▶ Assigned task: Scan the records for the string "Selection" and copy every line that holds it.
━━━━━ Excerpted data ━━━━━
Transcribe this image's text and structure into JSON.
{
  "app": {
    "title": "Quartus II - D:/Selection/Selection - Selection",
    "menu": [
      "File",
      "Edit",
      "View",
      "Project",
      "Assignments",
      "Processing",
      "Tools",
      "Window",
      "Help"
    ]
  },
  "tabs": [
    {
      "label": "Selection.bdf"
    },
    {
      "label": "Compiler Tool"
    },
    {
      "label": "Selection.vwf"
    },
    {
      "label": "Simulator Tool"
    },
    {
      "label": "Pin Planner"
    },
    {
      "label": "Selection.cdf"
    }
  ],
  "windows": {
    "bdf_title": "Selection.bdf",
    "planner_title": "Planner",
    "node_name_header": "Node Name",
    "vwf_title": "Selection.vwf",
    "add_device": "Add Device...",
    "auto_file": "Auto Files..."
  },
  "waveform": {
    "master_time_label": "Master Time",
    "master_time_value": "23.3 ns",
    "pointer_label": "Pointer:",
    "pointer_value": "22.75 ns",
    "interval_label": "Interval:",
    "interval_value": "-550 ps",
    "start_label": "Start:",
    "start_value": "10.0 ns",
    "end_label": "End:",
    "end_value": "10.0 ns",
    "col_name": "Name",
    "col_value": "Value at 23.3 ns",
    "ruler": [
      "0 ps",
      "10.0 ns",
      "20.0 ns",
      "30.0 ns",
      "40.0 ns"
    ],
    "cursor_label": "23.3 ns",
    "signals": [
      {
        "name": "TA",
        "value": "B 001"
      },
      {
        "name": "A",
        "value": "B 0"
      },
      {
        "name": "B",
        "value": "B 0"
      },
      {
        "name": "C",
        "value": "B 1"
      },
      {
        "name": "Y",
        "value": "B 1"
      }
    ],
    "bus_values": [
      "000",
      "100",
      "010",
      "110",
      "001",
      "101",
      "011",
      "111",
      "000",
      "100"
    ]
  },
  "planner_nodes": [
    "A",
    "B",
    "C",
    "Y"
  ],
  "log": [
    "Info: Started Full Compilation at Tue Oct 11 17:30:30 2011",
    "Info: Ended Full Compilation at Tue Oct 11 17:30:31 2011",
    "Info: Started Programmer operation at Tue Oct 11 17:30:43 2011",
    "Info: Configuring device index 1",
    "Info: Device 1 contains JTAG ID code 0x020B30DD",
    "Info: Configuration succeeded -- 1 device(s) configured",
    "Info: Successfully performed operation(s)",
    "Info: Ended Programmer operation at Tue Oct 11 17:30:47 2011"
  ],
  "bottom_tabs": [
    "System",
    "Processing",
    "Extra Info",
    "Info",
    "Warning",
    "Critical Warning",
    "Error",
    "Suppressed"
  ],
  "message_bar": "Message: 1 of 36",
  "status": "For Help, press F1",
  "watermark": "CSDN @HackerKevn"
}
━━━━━
▶ Result:
    "title": "Quartus II - D:/Selection/Selection - Selection",
      "label": "Selection.bdf"
      "label": "Selection.vwf"
      "label": "Selection.cdf"
    "bdf_title": "Selection.bdf",
    "vwf_title": "Selection.vwf",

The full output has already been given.